> Work required: Match the string "新的朋友" against each line below, and copy every line that matches.

┌─ The data

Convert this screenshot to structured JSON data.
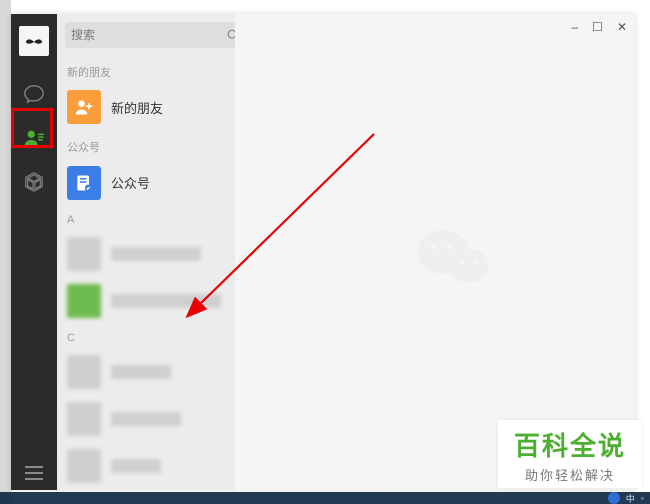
{
  "search": {
    "placeholder": "搜索"
  },
  "sections": {
    "new_friends_header": "新的朋友",
    "new_friends_label": "新的朋友",
    "official_header": "公众号",
    "official_label": "公众号",
    "group_a": "A",
    "group_c": "C"
  },
  "window_controls": {
    "min": "–",
    "max": "☐",
    "close": "✕"
  },
  "watermark": {
    "title": "百科全说",
    "subtitle": "助你轻松解决"
  },
  "tray": {
    "ime": "中",
    "vol": "▫"
  },
  "plus": "+"
}
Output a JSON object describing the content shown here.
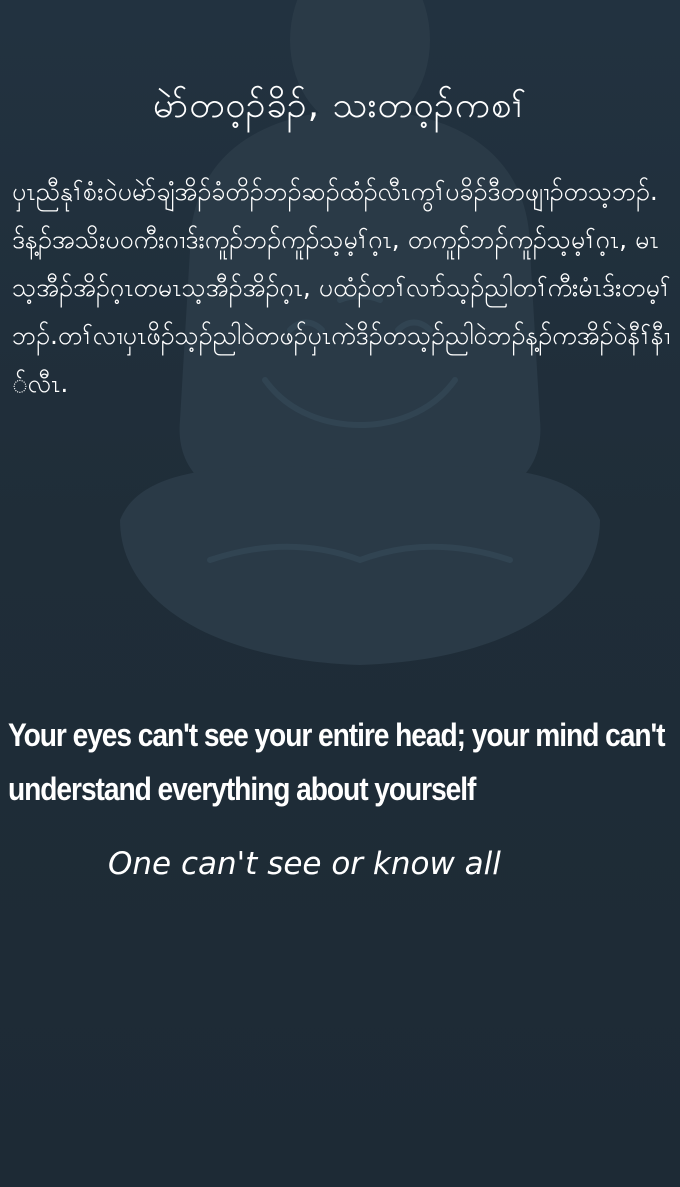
{
  "background_color": "#1e2b36",
  "watermark_icon": "meditating-figure-icon",
  "title": "မဲာ်တဝ့ၣ်ခိၣ်, သးတဝ့ၣ်ကစၢ်",
  "body": "ပှၤညီနုၢ်စံးဝဲပမဲာ်ချံအိၣ်ခံတိၣ်ဘၣ်ဆၣ်ထံၣ်လီၤကွၢ်ပခိၣ်ဒီတဖျၢၣ်တသ့ဘၣ်. ဒ်န့ၣ်အသိးပဝကီးဂၢဒ်းကူၣ်ဘၣ်ကူၣ်သ့မ့ၢ်ဂ့ၤ, တကူၣ်ဘၣ်ကူၣ်သ့မ့ၢ်ဂ့ၤ, မၤသ့အီၣ်အိၣ်ဂ့ၤတမၤသ့အီၣ်အိၣ်ဂ့ၤ, ပထံၣ်တၢ်လၢာ်သ့ၣ်ညါတၢ်ကီးမံၤဒ်းတမ့ၢ်ဘၣ်.တၢ်လၢပှၤဖိၣ်သ့ၣ်ညါဝဲတဖၣ်ပှၤကဲဒိၣ်တသ့ၣ်ညါဝဲဘၣ်န့ၣ်ကအိၣ်ဝဲနီၢ်နီၢ်လီၤ.",
  "english": {
    "line1": "Your eyes can't see your entire head; your mind can't",
    "line2": "understand everything about yourself"
  },
  "tagline": "One can't see or know all"
}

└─

> Response for this exercise:
    "new_friends_header": "新的朋友",
    "new_friends_label": "新的朋友",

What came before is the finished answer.